• [WHAT TO DO]: In the records below, find the lines that include "Blogger" and copy each.

• [MATERIAL FOR THIS EXERCISE]:
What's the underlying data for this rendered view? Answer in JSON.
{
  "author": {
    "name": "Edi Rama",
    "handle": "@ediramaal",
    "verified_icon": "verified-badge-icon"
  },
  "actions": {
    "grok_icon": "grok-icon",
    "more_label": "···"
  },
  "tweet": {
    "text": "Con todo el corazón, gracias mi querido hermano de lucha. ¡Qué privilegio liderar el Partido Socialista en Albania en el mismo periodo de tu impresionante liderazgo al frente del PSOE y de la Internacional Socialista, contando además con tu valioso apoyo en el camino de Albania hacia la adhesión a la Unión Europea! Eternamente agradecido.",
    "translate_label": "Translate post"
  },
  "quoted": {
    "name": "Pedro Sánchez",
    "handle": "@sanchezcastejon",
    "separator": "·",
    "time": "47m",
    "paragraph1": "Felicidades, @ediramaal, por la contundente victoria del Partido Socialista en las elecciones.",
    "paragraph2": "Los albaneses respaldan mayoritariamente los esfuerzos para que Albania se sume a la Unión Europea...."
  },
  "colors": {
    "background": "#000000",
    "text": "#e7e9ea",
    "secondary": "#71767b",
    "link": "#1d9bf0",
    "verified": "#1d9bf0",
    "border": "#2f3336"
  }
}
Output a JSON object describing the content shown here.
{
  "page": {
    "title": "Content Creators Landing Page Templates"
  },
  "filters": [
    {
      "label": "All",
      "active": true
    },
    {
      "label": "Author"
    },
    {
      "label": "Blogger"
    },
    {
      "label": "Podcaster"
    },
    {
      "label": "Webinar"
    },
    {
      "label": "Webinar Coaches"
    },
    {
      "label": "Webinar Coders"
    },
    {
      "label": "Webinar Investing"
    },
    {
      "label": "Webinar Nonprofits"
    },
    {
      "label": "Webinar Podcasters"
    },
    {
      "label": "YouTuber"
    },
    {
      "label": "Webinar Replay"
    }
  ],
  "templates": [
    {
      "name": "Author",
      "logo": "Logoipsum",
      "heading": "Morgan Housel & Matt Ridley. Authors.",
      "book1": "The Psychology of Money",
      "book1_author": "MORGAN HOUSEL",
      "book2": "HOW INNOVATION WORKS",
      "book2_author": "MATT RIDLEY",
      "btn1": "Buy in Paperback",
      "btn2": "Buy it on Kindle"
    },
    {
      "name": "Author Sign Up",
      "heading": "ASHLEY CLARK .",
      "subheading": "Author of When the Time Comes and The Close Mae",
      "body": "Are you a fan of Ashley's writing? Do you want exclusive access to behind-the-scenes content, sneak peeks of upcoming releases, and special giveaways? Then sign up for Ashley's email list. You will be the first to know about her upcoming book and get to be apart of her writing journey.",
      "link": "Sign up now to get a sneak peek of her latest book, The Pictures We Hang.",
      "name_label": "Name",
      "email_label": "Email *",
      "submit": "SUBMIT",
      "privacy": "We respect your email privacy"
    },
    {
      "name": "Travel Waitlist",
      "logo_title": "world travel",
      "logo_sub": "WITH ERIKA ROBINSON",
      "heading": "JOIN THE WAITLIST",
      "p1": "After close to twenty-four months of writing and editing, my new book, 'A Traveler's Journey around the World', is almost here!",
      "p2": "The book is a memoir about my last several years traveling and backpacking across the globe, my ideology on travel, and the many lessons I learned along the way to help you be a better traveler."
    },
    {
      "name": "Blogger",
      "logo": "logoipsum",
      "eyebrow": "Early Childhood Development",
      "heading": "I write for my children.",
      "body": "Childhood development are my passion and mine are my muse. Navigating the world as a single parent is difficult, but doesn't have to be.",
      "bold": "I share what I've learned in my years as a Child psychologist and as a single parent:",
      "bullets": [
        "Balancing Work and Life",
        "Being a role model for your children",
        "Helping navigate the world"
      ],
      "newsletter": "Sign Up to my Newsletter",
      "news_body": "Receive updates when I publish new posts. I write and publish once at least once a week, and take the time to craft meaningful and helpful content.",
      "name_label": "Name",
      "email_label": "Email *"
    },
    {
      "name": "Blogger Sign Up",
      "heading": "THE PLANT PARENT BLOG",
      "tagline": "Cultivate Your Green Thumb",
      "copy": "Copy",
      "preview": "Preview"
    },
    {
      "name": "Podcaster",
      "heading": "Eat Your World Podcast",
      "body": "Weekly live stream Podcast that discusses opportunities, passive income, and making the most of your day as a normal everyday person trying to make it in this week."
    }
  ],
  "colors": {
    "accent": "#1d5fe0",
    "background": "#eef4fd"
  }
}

• [ANSWER SPACE]:
      "label": "Blogger"
      "name": "Blogger",
      "name": "Blogger Sign Up",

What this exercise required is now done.